(2)Legislative reform in other tax haven jurisdictions

To accommodate the European Union’s list of non-cooperative jurisdictions and the global trend of anti-tax avoidance reform, other tax haven jurisdictions such as the British Virgin Islands and Bermuda have successively introduced relevant economic substance legislation. Their contents are similar to the above legal regime of the Cayman Islands, even though there may be differences in detail. Take the Economic Substance (Companies and Limited Partnership) Act for example[3]. A company or limited partnership which is a non-tax resident may be excluded from the application of the Economic Substance Act, provided that it is resident for tax purposes in a jurisdiction outside the Virgin Islands which is not on the EU list of non-cooperative jurisdictions for tax purposes. In case of an existing company, it shall comply with the economic substance requirements by June 30, 2019 and submit a report on economic substance compliance in one year. A new company established after January 1, 2019 is required to comply with the economic substance requirements and to submit a report within one year after its incorporation date. Relevant materials will be integrated into the original Beneficial Ownership Secure Search System. The Economic Substance Law is a new piece of legislation.
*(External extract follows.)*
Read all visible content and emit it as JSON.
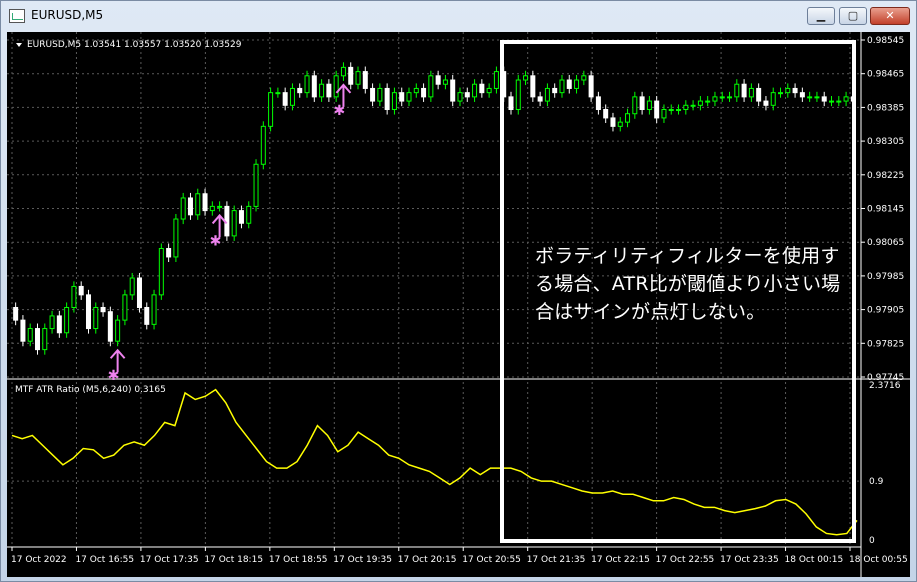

For specifics, continued attention should be paid to subsequent enforcement status and relevant announcements of competent authorities in various countries to thoroughly comply with each legal regime.

(3) Overall comprehensive considerations of relevant tax systems and overall review of organizational planning and commercial arrangements

To promote the sound development of international tax fairness, improve tax transparency and carry out anti-tax avoidance reform, international organizations and various countries have promoted all kinds of tax reform and information exchange systems in recent years, e.g., the BEPS report and 15 action plans and subsequent measures, the Common Reporting Standard for Automatic Exchange of Financial Account Information, transfer pricing documentation and country-by-country reports, the controlled foreign company system, and the place of effective management. All kinds of tax systems mutually affect each other and are changing frequently. In addition to the consideration of the local economic substance legislation where existing offshore companies are located with respect to the organization and structure of enterprise groups, the establishment and utilization of offshore companies and relevant tax planning, it is also necessary to review relevant tax laws, regulations and systems in various countries, make overall observation and give comprehensive considerations based on factors such as the actual circumstances of enterprise groups, business as operated, relevant cost considerations, business decisions and organizational structure, as well as consultation with experts, in order to make proper arrangements.


[1] Department for International Tax Cooperation- Economic Substance Legislation and Resources

[2] Economic Substance Guidance v1.0- I Legislative Framework A. ES Law and VII External Reference Materials

[3] The Economic Substance (Companies and Limited Partnerships) Act, 2018